Q – Can storytelling techniques work for all companies? How would you use story to market companies that don’t have an obviously attractive product or appealing founding myth? For example, a company that makes replacement windows, a sewerage provider, or a company that makes electrical components.
PH – Yes, I believe story works with all companies, as long as they’re run by humans, selling to humans – not cyborgs! Even if the product is unattractive, it must provide something useful to be successful. Within that usefulness is a modicum of emotion. Otherwise, people wouldn’t employ it for their needs. Within that emotion is the story.
Let’s take replacement windows. I’d imagine they’re probably double-glazed and much more energy efficient than the alternative. Imagine what you could do with the money you’ll save, which is currently flying out your windows. Invest in piano lessons for your child? Put them through school? Buy a new car? Enjoy a warm vacation? There are all kinds of human stories you could share with a silly window replacement.
Q – Perhaps a little off topic, but there’s an interesting question to be asked about cyborgs. Is there some essence of story that can be extracted and turned into something that cyborgs might recognise? A story algorithm? Or is it something that requires that intangible ‘human’ element thing to make sense?
PH – Cyborgs are already doing it! There is a huge trend afoot for financial service firms and insurance companies to push their data through a robot, that then writes their annual reports and prospectus pieces. The storytelling is quite good, and very legal, so it keeps them out of hot water with the regulators.
Here’s an interesting story from Wired Magazine: Can an Algorithm Write a Better News Story Than a Human Reporter.
Q – Park, this has been a fascinating chat. Thanks for your time!
PH – It’s my pleasure, and I hope you can all take something away with you. Thanks!
Park Howell runs businessofstory.com, and has transformed many companies from struggling start-ups to blossoming brands.
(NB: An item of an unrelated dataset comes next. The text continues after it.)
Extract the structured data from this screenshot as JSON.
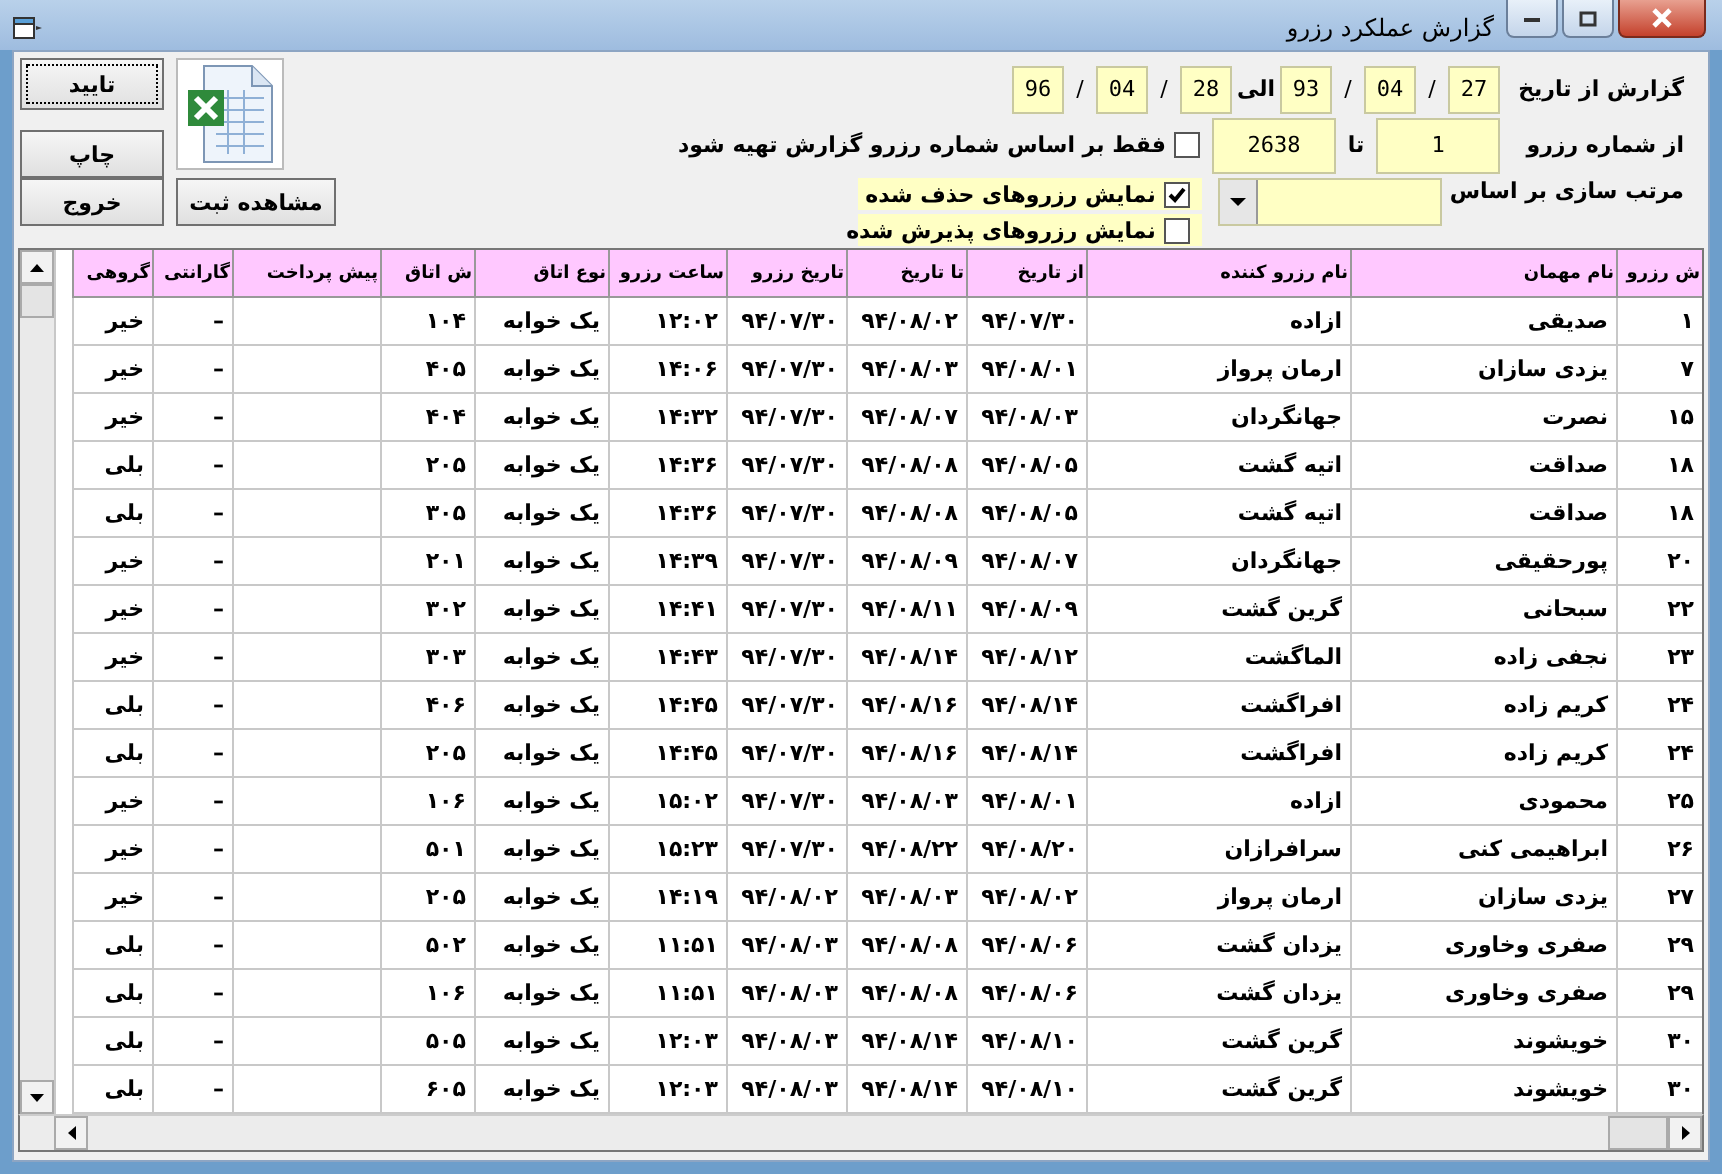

Listen to Park Howell’s podcast with John Yorke: How to Create Business Stories People Actually Care About.